■ **To do**
Return each line of the data below that contains the string "their".

========================================================================

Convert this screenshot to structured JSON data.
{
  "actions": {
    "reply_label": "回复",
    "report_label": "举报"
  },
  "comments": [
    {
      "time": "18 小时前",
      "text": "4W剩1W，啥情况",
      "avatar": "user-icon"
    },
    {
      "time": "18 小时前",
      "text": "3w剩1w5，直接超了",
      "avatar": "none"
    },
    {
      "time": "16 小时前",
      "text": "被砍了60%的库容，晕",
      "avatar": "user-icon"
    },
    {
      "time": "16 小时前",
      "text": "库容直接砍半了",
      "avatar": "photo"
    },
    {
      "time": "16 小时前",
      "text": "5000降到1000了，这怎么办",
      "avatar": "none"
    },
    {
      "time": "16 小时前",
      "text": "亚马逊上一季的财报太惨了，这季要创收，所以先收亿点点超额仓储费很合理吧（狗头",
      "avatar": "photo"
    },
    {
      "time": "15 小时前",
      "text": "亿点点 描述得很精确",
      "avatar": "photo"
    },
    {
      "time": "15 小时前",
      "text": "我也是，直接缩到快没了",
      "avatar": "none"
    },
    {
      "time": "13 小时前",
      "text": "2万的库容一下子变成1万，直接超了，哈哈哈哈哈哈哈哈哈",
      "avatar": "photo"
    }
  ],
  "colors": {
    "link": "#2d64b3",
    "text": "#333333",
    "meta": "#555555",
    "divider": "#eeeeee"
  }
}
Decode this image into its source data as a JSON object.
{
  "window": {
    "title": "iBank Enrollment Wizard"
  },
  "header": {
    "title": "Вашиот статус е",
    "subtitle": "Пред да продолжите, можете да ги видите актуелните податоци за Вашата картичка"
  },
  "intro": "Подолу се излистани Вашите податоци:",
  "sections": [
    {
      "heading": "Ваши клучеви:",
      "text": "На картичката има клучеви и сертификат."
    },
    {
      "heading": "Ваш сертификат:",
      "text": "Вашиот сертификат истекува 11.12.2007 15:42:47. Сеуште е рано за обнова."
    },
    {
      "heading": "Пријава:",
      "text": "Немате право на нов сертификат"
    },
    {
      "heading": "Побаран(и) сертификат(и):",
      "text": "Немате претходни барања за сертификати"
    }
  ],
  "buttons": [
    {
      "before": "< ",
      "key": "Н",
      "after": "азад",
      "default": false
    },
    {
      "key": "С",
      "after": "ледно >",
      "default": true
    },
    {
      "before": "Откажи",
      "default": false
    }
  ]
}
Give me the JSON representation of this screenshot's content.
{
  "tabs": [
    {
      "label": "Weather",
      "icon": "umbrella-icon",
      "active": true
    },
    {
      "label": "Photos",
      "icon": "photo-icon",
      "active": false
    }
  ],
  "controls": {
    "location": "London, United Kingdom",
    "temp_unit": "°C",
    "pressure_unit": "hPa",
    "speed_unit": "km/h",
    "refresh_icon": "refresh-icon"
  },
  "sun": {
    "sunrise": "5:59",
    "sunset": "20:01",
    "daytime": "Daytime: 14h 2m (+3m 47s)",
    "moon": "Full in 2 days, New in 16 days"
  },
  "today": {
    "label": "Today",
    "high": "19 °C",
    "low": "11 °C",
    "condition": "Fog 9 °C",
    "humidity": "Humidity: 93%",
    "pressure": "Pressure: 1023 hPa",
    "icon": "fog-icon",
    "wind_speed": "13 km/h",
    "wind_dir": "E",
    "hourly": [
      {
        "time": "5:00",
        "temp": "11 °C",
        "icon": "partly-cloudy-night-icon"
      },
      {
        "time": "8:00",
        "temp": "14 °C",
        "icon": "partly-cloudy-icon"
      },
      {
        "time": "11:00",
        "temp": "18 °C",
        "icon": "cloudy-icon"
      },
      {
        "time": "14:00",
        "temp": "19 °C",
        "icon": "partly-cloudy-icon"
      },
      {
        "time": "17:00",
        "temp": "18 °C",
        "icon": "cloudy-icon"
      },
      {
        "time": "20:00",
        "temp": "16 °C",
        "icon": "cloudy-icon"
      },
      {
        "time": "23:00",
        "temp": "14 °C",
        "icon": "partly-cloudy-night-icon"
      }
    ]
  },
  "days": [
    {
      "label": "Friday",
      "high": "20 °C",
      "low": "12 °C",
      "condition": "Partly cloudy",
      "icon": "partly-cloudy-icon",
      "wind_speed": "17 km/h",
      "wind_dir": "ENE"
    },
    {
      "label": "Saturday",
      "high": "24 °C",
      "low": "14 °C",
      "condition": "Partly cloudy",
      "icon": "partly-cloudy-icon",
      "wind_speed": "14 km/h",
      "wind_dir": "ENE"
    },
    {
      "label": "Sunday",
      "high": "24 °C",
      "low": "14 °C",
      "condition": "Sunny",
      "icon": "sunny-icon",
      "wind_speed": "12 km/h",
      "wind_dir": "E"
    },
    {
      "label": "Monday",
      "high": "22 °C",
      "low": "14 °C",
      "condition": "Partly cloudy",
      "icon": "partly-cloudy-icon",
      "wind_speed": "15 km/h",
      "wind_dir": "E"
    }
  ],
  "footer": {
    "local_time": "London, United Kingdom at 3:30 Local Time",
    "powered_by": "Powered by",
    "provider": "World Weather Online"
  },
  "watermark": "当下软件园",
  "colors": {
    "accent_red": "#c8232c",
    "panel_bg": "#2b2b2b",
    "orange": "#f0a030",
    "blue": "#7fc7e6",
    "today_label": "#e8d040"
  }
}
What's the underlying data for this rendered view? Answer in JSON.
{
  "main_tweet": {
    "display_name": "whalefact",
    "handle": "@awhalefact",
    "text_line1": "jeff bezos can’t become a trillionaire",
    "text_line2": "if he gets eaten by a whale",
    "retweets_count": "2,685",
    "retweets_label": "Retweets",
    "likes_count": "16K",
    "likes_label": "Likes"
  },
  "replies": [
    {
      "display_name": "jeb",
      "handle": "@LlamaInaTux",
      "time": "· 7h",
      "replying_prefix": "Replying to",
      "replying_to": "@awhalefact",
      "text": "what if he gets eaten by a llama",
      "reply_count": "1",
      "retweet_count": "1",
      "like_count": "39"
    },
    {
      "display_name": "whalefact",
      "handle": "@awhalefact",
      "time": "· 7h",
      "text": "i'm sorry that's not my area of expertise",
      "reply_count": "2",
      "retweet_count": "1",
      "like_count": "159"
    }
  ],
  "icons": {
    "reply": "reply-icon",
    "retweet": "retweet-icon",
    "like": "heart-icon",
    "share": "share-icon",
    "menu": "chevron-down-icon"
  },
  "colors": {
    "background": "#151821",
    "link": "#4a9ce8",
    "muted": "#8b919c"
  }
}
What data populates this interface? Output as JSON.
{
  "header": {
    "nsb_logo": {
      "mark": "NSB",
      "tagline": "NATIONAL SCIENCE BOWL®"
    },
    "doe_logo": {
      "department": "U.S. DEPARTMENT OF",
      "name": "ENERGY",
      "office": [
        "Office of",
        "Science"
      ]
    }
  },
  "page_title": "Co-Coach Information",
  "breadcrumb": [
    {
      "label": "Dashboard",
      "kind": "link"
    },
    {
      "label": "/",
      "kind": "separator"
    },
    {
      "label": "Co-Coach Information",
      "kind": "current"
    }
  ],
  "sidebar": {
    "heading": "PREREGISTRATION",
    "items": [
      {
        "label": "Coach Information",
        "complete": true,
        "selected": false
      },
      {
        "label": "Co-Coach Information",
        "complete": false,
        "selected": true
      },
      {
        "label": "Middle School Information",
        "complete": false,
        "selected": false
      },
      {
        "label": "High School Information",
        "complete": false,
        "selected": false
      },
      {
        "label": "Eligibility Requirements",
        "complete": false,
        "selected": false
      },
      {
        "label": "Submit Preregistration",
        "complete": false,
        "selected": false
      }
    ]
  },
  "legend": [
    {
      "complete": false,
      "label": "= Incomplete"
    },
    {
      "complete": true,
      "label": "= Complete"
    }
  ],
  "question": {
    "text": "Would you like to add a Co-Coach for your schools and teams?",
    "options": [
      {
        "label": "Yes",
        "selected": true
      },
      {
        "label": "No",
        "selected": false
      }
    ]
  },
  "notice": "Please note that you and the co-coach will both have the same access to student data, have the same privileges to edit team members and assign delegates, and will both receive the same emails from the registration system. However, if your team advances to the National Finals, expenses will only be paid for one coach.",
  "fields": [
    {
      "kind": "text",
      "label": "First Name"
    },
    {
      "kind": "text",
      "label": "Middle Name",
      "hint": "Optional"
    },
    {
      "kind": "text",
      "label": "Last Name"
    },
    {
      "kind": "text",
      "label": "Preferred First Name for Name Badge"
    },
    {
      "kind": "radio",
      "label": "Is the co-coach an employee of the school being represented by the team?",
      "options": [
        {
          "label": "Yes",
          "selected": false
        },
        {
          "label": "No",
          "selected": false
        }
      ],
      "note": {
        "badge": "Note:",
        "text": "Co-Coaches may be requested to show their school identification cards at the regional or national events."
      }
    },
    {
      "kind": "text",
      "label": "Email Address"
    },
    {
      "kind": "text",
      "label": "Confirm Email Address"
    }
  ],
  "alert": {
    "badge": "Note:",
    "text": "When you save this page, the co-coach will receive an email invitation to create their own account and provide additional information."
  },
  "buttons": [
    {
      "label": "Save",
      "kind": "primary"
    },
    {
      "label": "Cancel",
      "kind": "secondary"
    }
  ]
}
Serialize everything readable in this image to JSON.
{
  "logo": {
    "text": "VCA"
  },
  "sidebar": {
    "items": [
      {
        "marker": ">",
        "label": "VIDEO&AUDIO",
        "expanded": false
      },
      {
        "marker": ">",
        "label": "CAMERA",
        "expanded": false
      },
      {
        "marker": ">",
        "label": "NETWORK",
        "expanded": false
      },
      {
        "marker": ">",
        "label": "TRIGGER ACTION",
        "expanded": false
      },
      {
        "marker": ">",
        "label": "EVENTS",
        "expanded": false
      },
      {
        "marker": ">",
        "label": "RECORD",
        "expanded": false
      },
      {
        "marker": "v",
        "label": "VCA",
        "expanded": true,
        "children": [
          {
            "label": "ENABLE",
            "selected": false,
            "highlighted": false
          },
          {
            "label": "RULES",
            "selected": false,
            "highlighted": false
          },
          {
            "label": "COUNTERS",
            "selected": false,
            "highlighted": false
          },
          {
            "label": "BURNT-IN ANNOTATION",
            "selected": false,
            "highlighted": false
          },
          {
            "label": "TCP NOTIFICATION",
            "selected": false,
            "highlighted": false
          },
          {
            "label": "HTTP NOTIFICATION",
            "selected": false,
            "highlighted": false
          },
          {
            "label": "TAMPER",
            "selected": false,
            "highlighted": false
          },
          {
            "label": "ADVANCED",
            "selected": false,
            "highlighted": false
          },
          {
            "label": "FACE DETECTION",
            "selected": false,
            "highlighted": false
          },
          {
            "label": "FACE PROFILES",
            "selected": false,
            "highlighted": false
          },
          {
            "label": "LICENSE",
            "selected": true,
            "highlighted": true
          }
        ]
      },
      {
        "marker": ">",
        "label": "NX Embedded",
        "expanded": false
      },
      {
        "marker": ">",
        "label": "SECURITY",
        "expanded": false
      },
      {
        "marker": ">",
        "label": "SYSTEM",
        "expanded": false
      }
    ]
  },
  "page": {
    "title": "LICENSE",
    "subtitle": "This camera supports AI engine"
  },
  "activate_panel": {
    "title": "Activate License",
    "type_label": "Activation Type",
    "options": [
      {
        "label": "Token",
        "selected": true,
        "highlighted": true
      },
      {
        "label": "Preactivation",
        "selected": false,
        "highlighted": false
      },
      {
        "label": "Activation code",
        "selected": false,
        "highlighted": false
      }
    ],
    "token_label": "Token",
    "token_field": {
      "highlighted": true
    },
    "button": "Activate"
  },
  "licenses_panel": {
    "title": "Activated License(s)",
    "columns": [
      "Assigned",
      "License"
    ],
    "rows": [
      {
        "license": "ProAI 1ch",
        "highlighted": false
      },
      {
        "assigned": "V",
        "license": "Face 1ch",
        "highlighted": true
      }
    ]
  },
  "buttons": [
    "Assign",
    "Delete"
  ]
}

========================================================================

■ **Response area**
        "text": "Co-Coaches may be requested to show their school identification cards at the regional or national events."
    "text": "When you save this page, the co-coach will receive an email invitation to create their own account and provide additional information."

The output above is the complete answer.